We lived in Bolivar, Mo., at the time. I couldn't have been older than 2nd grade. It was a dreary afternoon, the kind when it's daytime but the whole house is dark. My dad was gone and my mom and younger sisters were napping.
I was watching t.v. and stumbled upon a documentary about the Holocaust.
As black and white, scratched images of young children tattooed with their identification number, and Nazi soldiers marching through the streets of Germany came across the screen, I grew very fearful.
But my fear was solidified when the next documentary came on, about the most destructive tornadoes in American history. It was just too much for my little 9-year-old spirit. I didn't walk away with a fear of Nazi Germany.  No, instead, I developed an utter terror of the F-1's, 2's, 3, 4, 5's…

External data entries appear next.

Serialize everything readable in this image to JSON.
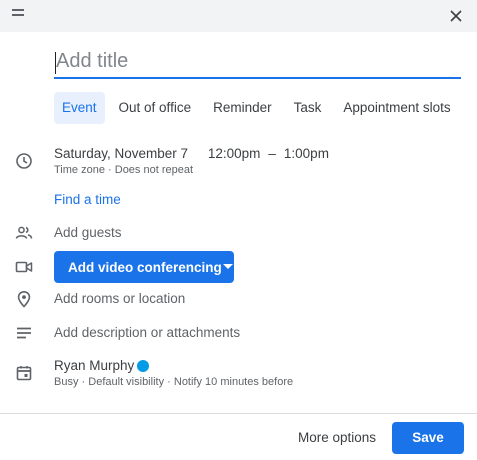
{
  "dialog": {
    "title_placeholder": "Add title",
    "tabs": [
      {
        "label": "Event",
        "active": true
      },
      {
        "label": "Out of office",
        "active": false
      },
      {
        "label": "Reminder",
        "active": false
      },
      {
        "label": "Task",
        "active": false
      },
      {
        "label": "Appointment slots",
        "active": false
      }
    ],
    "datetime": {
      "date": "Saturday, November 7",
      "start": "12:00pm",
      "separator": "–",
      "end": "1:00pm",
      "timezone": "Time zone",
      "dot": "·",
      "repeat": "Does not repeat"
    },
    "find_time": "Find a time",
    "guests": "Add guests",
    "video_button": "Add video conferencing",
    "location": "Add rooms or location",
    "description": "Add description or attachments",
    "owner": {
      "name": "Ryan Murphy",
      "color": "#039be5",
      "status": "Busy",
      "dot": "·",
      "visibility": "Default visibility",
      "notify": "Notify 10 minutes before"
    },
    "footer": {
      "more_options": "More options",
      "save": "Save"
    }
  },
  "colors": {
    "accent": "#1a73e8",
    "topbar": "#f1f3f4",
    "tab_active_bg": "#e8f0fe"
  },
  "icons": [
    "drag-handle-icon",
    "close-icon",
    "clock-icon",
    "people-icon",
    "videocam-icon",
    "location-pin-icon",
    "notes-icon",
    "calendar-icon",
    "dropdown-arrow-icon"
  ]
}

A lot has changed since I was a kid… at least when it comes to what I really fear. We all endured the recent storms across the Ozarks. You may have spent the night in your basement, or at a friend’s house who has a basement…
I know many of you faced loss during that storm. If not you, it’s a guarantee you know someone who knows someone who suffered loss, were it a barn, a home, a well-kept residence that is now scattered with debris.
Really, perhaps the scariest thing of all would be to sift through the troubles caused by a storm, alone.
I hope you will consider your neighbors in their times of need, and always be willing to reach out and help those devastated by unexplainable occurrences. Like the saying says, “If you light a lamp for somebody, it will also brighten your path.”
God Bless,

Melissa FullerEditorial / OpinionsMissouriWhen I was a kid, nothing scared me more than tornados. And, unlike many childhood fears, I know the exact point that I became painfully fearful of the terrorizing twisters.We lived in Bolivar, Mo., at the time. I couldn't have been older than 2nd grade. It was a dreary...The Ozarks' most read farm newspaper, reaching more than 58,000 readers in Missouri, Arkansas and Oklahoma